Lost for words, Kimberly connects the dots, from the names to her disappearing hand. ‘Is this my mom?’ she thinks. It couldn’t be! But it also could be? Kimberly softly gasps.
“Is she okay?” One woman asks Ivory.
“Yeah! She’s just shy,” Ivory glares at Kimberly waiting for her to talk.
Clearing her voice, Kimberly is about to speak before she gets cut off by Leah.
“I’m glad you weren’t shy earlier today, or else I still would’ve been with that sorry excuse of a boyfriend.” Leah says.
Kimberly’s face curls up as she listens to her mom talk badly about her father.
“So are you two done?” Ivory interjects, uncrossing her arms.

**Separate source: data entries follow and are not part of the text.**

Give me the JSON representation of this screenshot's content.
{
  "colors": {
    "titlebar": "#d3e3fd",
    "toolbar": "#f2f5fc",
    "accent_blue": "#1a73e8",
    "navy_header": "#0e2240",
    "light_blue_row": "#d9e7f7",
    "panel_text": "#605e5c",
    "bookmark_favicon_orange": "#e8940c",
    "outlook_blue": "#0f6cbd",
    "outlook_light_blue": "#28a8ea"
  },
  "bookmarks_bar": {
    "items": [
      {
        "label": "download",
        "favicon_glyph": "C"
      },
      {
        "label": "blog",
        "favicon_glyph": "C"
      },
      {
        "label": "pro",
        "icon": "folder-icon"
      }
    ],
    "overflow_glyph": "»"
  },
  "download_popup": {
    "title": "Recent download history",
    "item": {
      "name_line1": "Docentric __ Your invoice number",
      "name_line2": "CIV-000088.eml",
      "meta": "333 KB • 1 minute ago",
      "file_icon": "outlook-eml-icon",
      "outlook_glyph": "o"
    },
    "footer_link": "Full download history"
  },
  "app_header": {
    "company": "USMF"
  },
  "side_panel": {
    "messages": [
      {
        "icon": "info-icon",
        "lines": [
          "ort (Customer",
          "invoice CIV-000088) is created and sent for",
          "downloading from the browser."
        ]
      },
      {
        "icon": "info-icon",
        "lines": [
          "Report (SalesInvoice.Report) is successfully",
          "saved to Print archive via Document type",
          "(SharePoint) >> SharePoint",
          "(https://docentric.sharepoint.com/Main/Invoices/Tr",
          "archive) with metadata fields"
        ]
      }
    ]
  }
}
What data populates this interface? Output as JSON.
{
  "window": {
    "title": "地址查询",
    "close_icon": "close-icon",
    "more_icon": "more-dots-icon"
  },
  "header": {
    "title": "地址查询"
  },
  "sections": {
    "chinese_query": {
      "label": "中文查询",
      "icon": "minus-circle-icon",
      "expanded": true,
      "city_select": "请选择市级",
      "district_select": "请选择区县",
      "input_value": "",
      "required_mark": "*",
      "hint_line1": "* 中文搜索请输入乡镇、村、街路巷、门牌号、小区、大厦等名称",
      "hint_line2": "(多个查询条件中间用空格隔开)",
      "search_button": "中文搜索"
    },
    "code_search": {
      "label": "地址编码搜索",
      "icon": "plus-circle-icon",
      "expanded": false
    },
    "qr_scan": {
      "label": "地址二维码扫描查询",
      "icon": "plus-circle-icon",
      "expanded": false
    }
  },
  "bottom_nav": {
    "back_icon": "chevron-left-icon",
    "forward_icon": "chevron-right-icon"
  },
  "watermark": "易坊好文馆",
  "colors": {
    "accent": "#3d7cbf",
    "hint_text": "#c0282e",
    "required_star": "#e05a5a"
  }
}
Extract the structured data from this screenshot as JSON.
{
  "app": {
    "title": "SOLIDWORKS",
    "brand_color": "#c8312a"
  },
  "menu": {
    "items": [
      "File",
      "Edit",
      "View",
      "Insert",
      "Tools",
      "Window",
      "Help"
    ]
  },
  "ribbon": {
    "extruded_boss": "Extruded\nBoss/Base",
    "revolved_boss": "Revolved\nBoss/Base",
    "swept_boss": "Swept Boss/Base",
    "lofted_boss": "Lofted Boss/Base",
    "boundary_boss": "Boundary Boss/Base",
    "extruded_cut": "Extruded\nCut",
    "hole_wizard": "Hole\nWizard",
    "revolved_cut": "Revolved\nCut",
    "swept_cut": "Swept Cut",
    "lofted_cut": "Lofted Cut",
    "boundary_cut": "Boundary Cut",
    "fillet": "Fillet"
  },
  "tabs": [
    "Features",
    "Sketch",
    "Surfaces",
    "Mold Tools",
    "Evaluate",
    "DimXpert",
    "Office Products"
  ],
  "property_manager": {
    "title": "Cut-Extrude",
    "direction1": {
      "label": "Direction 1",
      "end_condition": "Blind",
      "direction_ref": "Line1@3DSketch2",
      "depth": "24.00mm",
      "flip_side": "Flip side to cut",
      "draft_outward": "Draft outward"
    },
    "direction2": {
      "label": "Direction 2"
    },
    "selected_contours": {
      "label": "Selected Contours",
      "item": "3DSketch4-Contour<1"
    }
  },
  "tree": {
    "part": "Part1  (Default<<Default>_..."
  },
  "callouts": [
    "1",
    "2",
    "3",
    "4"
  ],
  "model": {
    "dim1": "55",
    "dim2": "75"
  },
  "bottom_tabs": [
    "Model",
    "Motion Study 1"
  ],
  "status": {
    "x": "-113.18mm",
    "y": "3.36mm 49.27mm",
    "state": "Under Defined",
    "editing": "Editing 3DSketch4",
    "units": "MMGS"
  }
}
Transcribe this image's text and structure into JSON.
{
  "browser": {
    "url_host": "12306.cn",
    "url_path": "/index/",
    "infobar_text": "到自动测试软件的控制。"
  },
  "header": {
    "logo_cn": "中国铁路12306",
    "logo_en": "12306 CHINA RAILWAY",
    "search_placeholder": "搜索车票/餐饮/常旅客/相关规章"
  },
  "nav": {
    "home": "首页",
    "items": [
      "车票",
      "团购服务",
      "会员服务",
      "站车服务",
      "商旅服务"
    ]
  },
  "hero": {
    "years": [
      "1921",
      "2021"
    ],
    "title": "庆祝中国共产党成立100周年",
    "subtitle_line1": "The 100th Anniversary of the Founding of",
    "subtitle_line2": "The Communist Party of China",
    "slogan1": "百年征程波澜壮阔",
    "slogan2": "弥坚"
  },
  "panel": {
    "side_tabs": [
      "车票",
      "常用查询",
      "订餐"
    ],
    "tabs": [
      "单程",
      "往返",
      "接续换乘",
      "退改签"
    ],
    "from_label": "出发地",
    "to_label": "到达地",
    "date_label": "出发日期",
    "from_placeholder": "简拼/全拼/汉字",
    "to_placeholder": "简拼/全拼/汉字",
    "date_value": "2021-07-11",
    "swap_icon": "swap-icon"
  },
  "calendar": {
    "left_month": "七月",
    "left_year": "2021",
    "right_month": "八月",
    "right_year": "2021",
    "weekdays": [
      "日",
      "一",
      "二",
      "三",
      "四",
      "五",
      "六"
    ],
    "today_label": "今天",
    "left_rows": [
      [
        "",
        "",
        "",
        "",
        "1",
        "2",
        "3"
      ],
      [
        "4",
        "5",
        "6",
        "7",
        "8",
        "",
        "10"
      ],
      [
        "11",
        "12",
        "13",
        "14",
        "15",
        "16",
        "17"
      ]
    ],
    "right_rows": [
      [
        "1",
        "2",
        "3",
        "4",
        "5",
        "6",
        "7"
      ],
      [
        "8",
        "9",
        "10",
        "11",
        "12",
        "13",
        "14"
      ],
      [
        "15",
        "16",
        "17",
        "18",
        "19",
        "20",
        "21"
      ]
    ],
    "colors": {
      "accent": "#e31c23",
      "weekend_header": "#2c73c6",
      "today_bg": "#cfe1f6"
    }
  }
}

“I’m not one to put my business out there with strangers, but yes. He and I are done.”
Ivory and Kimberly feel their jaws hit the ground.
“Forgive me if I’m overstepping, but maybe give him another chance?” Kimberly says before quieting down.
“Does she think she’s a relationship therapist?” One of Leah’s friend’s questions. Leah walks past Ivory and Kimberly, who are on the verge of freaking out. This may be their only shot of speaking to Leah.
“Just think about it, I mean I don’t know you and you surely don’t know me but-” a hand appears in front of Kimberly’s face, preventing her from talking.
“Listen, you two seem like sweet girls, and I appreciate your little advice. But I’m not listening to a stranger twice today. Now we’re going to walk away from each other and enjoy our night, alright?”
Eyeing Kimberly, Ivory notices her silence. “WAIT!” Ivory shouts out, but Leah and her girlfriends are already walking up the block heading to whatever they did back then.
“Who knew my mom could be so cruel?” Kimberly rubs at her chest, feeling the burn there. Ivory brushes past her.
“I see where you get it from now,” Ivory mumbles. Kimberly catches up to Ivory. “What does that mean?”
Ivory shakes her head, “Nothing, let’s head back to the motel. We have a long day tomorrow.”
“Ivory!” Kimberly shouts, stopping in her tracks. Ivory turns to Kimberly.
“What now?” Kimberly moves her focus to what was once her hand. “My hand’s gone.”